The United States is marching ahead with sending free vaccines to lower-income nations, with the White House on Thursday announcing a donation of nearly 300,000 doses of the two-shot Pfizer vaccine to the landlocked central Asian nation of Tajikistan.
The doses are set to ship Thursday, a White House official told VOA.
Just a day earlier, the White House announced that the U.S. hit the milestone of 400 million donated doses to at least 112 countries. VOA spoke exclusively to Dr. Anthony Fauci, chief medical adviser to U.S. President Joe Biden, who said that international vaccine donations are part of the U.S. strategy to beat the pandemic.

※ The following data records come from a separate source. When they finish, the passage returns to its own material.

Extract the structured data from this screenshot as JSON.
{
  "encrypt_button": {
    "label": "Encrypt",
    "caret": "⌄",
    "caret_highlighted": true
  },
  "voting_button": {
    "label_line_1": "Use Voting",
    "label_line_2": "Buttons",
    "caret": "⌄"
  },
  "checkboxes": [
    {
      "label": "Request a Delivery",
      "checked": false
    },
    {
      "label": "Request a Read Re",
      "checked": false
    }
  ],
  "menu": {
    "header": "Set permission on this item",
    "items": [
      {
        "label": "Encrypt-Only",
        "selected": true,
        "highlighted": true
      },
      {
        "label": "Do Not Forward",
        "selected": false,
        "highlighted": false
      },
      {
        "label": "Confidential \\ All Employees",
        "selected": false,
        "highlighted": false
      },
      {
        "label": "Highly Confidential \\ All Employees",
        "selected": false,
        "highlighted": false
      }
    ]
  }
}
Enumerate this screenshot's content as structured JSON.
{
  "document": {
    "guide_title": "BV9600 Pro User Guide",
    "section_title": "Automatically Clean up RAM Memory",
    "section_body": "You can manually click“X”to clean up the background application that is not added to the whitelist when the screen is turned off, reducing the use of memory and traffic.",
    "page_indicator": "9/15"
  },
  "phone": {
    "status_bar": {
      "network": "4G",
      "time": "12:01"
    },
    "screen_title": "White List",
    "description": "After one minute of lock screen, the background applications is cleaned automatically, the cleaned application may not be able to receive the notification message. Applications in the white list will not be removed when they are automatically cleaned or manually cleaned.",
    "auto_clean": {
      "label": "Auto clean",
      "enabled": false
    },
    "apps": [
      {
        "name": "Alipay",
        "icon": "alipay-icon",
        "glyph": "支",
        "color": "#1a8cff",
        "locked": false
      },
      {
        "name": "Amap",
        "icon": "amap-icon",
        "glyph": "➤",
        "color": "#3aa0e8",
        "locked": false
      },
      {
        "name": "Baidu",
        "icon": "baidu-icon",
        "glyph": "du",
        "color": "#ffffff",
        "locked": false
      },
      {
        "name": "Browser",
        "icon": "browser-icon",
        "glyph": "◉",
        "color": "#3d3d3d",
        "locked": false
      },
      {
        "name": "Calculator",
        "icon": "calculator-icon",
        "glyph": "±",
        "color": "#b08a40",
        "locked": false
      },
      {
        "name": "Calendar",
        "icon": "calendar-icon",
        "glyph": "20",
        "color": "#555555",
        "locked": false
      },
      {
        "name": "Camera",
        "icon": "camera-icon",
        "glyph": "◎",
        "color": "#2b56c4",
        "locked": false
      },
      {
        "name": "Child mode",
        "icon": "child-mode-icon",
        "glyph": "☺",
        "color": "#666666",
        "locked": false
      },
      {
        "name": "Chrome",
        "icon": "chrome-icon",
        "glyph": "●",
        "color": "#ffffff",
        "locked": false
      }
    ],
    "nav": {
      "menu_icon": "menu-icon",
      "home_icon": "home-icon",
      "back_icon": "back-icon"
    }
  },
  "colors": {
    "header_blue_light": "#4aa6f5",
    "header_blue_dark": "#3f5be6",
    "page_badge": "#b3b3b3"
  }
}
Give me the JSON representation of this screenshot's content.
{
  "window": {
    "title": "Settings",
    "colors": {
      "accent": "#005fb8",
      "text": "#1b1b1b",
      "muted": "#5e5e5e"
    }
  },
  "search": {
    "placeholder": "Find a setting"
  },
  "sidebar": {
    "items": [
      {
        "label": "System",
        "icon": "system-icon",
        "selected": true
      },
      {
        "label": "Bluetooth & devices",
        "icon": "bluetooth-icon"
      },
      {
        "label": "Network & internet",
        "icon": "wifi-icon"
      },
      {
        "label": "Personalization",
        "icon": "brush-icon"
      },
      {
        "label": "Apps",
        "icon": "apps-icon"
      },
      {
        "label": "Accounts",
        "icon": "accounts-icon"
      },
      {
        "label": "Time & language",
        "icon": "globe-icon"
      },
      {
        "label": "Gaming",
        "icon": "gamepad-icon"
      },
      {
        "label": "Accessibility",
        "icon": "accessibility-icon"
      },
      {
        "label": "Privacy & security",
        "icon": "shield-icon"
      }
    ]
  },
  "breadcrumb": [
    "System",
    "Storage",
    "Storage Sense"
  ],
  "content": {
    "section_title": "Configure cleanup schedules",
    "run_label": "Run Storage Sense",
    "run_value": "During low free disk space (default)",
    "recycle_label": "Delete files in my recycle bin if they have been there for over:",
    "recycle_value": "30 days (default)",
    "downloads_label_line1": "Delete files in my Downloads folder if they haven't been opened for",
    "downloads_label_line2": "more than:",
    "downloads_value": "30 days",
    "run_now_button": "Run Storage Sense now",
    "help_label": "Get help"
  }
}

"It's absolutely critical," Fauci told VOA via Zoom. "You address a global outbreak by a global solution and a global effort. And that's why the United States has been committed to, and will deliver on, vaccine doses to low- and middle-income countries."
The latest donation will see the central Asian nation receive 299,520 doses of the Pfizer vaccine. The donation will be handled by COVAX, a global initiative founded to ensure equitable access to COVID-19 vaccines. Scientific, legal and regulatory teams in both nations will ensure the prompt delivery of safe and effective tranches of vaccine, the White House said. These new doses come from the half-billion doses secured by the Biden administration over the summer, according to the White House.
Critics have said that while the U.S. has done more than any other nation, the world's wealthiest country can afford to do still more.
Some are pushing for the global adoption of the TRIPS waiver, an agreement that would waive patents and intellectual property rights on COVID-19 tools like vaccines, therapeutics, tests and more.
"I don't think that that's really necessarily a part of the puzzle, because it's very clear that we can get doses that are manufactured in the plants that are already going full-blast to the low- and middle-income countries," Fauci said, when asked about how the TRIPS waiver fits into the fight against the pandemic. "I mean, obviously, you want to make sure that you have everything you can do to make doses available for the developing world. But I think we can do that on the basis of what's going on right now."
Global aid groups say the waiver is key.
"The U.S. should lead in responding to what low- and middle-income countries are asking for — the ability to manufacture their own doses for their own citizens," said Robbie Silverman, senior manager of private sector advocacy at Oxfam America. "This starts with adopting the TRIPS waiver, opening the vaccine recipe, sharing the technical know-how, and providing resourcing to qualified manufacturers throughout the world," he added.
"The waiver is needed now more than ever," said Candice Sehoma, South Africa advocacy officer for Doctors Without Boders' Access Campaign.
VOA asked Fauci whether the U.S. might retool its vaccine donation plans now that booster shots are becoming the norm in the developed world.
"I think the donation effort is really substantial and will get better and better," he said. "And I think, ultimately, that will accommodate the need for boosters. But let's take one step at a time. A very small percentage of some of the countries, particularly in southern Africa, are fully vaccinated. Let's get that first, and then we'll worry about the boosters. But we do appreciate the need, ultimately throughout the world, to get people optimally protected. And we know that optimal protection with an mRNA [vaccine] means a third shot. And with [the one-dose Johnson & Johnson vaccine] means a second shot."
The most recent recipient of American donations, Tajikistan, appears to be moving swiftly on its vaccination campaign. As of the start of the year, nearly 6.9 million vaccine doses have been administered in the nation of 10 million people, according to the World Health Organization.
Tajikistan has seen more than 17,600 confirmed cases of the virus and 125 deaths.
Jorge Agobian contributed to this report.